Posted Jul 09, 2012 11:00 am CDT
Judge Richard Posner is a big fan of two conservative icons: President Ronald Reagan and economist Milton Friedman.
Posner owes his job on the Chicago-based 7th U.S. Circuit Court of Appeals to an appointment by Reagan. But he tells National Public Radio he’s becoming less enamored with the Republican Party.
Over the last 10 years, Posner said, there has been “a real deterioration in conservative thinking” that is leading people—himself included—to re-examine their own beliefs. “I’ve become less conservative since the Republican Party started becoming goofy,” he told NPR.
Posner told the network that conservative criticism of Chief Justice John G. Roberts Jr. could backfire. Roberts voted to uphold the health care law’s insurance mandate based on Congress’ power under the tax law; unidentified sources have told CBS News that Roberts switched his vote in the case.

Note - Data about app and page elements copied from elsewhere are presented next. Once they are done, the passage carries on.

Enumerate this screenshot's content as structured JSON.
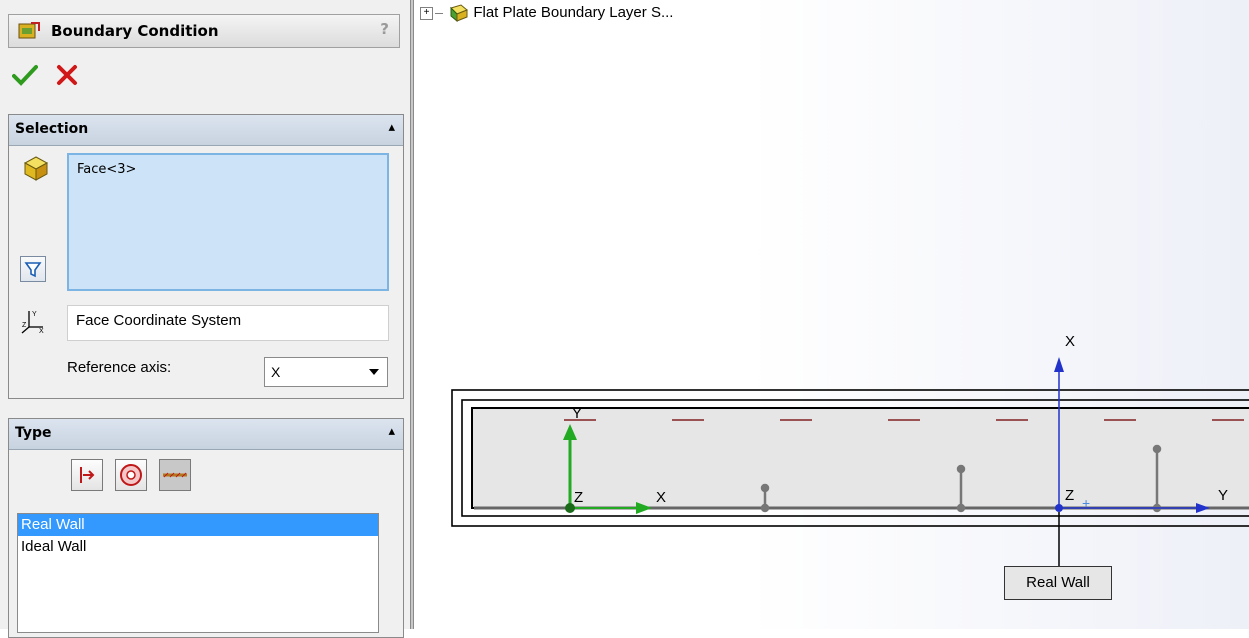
{
  "panel": {
    "title": "Boundary Condition",
    "help": "?",
    "selection": {
      "header": "Selection",
      "items": [
        "Face<3>"
      ],
      "coordinate_system": "Face Coordinate System",
      "reference_axis_label": "Reference axis:",
      "reference_axis_value": "X"
    },
    "type": {
      "header": "Type",
      "list": [
        "Real Wall",
        "Ideal Wall"
      ],
      "selected": "Real Wall"
    }
  },
  "graphics": {
    "tree_item": "Flat Plate Boundary Layer S...",
    "triad": {
      "x": "X",
      "y": "Y",
      "z": "Z"
    },
    "face_triad": {
      "x": "X",
      "y": "Y",
      "z": "Z"
    },
    "callout": "Real Wall"
  },
  "colors": {
    "selection_bg": "#cde3f7",
    "list_highlight": "#3399ff",
    "axis_blue": "#2233cc",
    "axis_green": "#22aa22"
  }
}
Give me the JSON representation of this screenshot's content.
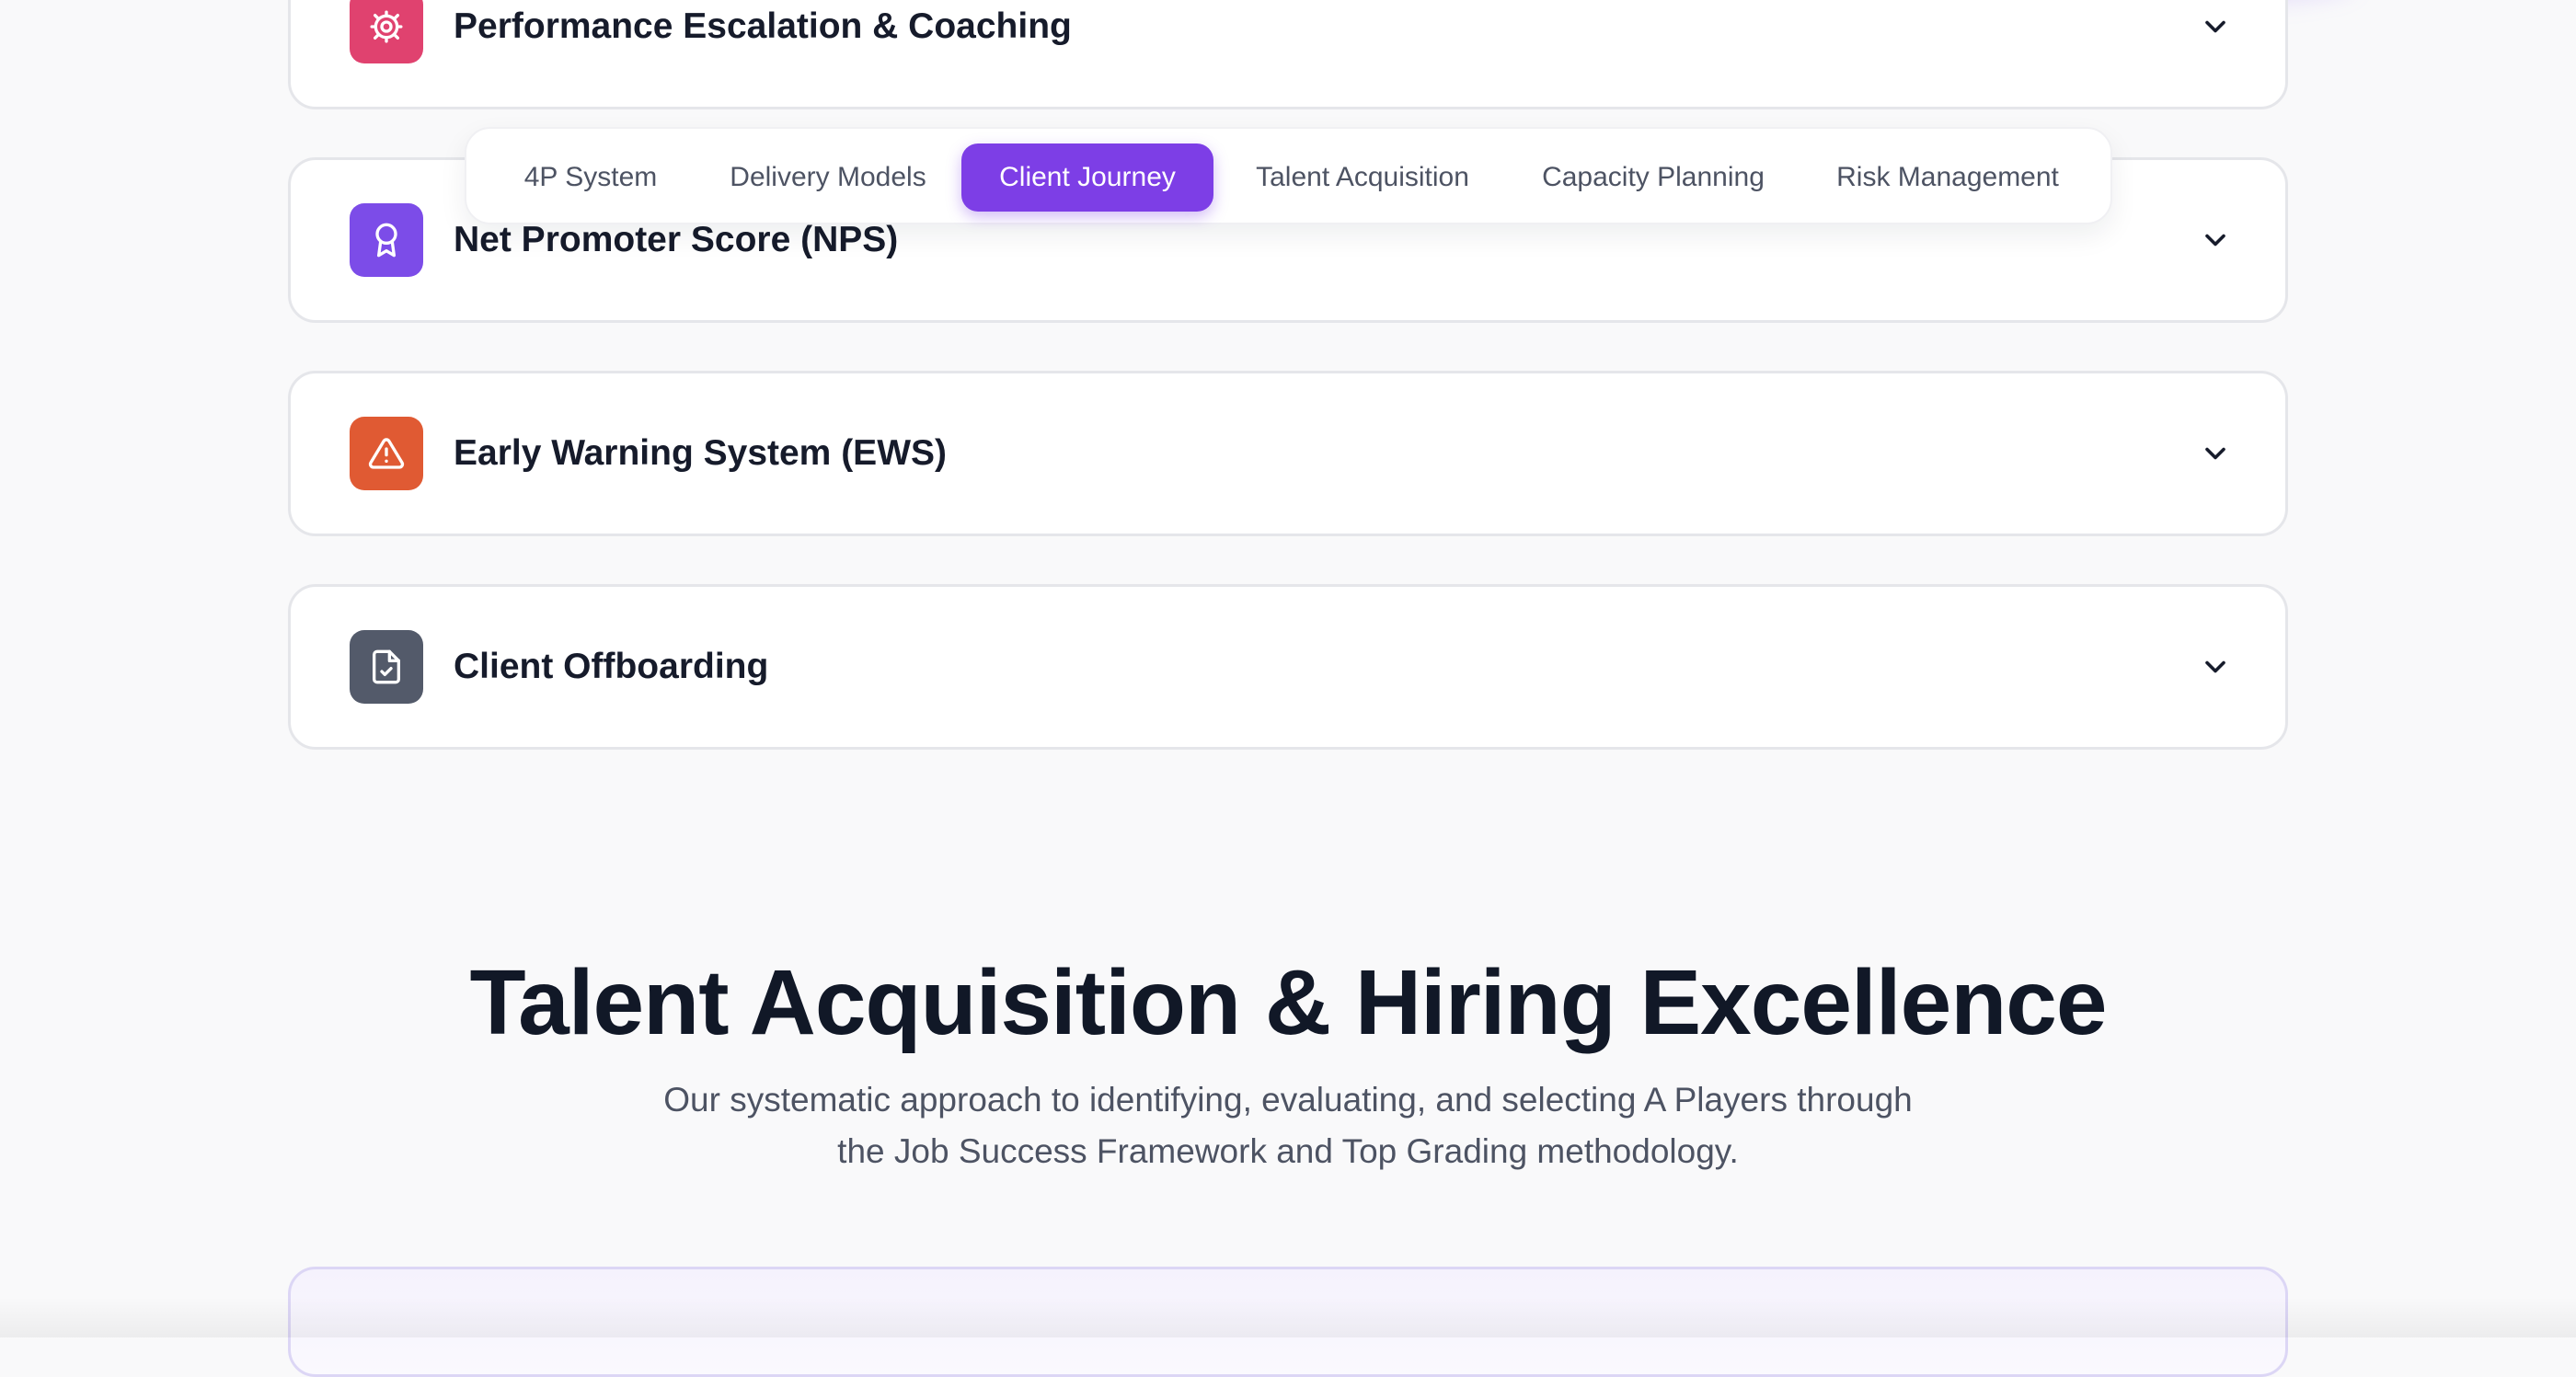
{
  "accordions": [
    {
      "title": "Performance Escalation & Coaching",
      "icon": "gear-icon",
      "color": "#e0426f"
    },
    {
      "title": "Net Promoter Score (NPS)",
      "icon": "award-icon",
      "color": "#7c4ce8"
    },
    {
      "title": "Early Warning System (EWS)",
      "icon": "warning-triangle-icon",
      "color": "#e05a33"
    },
    {
      "title": "Client Offboarding",
      "icon": "file-check-icon",
      "color": "#535a6a"
    }
  ],
  "tabs": {
    "items": [
      "4P System",
      "Delivery Models",
      "Client Journey",
      "Talent Acquisition",
      "Capacity Planning",
      "Risk Management"
    ],
    "active": "Client Journey",
    "accent_color": "#7d3ee6"
  },
  "section": {
    "title": "Talent Acquisition & Hiring Excellence",
    "subtitle_line1": "Our systematic approach to identifying, evaluating, and selecting A Players through",
    "subtitle_line2": "the Job Success Framework and Top Grading methodology."
  }
}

This is part of Posner’s comment: “What would you do if you were Roberts? All the sudden you find out that the people you thought were your friends have turned against you, they despise you, they mistreat you, they leak to the press. What do you do? Do you become more conservative? Or do you say, ‘What am I doing with this crowd of lunatics?’ “
Posner also spoke to Reuters in an interview that focused on patent law. Posner recently sat as a trial judge in a patent dispute between Apple and Motorola, dismissing the case after concluding neither side is entitled to an injunction or damages.
Posner told Reuters there has been “a proliferation of patents” and questioned whether they are really necessary in some industries. In software development, for example, innovations cost less and companies benefit from being the first to the market. “It’s not clear that we really need patents in most industries,” he said.
Posner had told litigants at the beginning of the Apple Motorola case that his tech devices show his neutrality, the Reuters story says. He used a court-issued BlackBerry but accepted an upgrade to an iPhone, which he uses only to check email and call his wife. “I’m not actually that interested in becoming part of the smartphone generation,” said Posner, who is 73.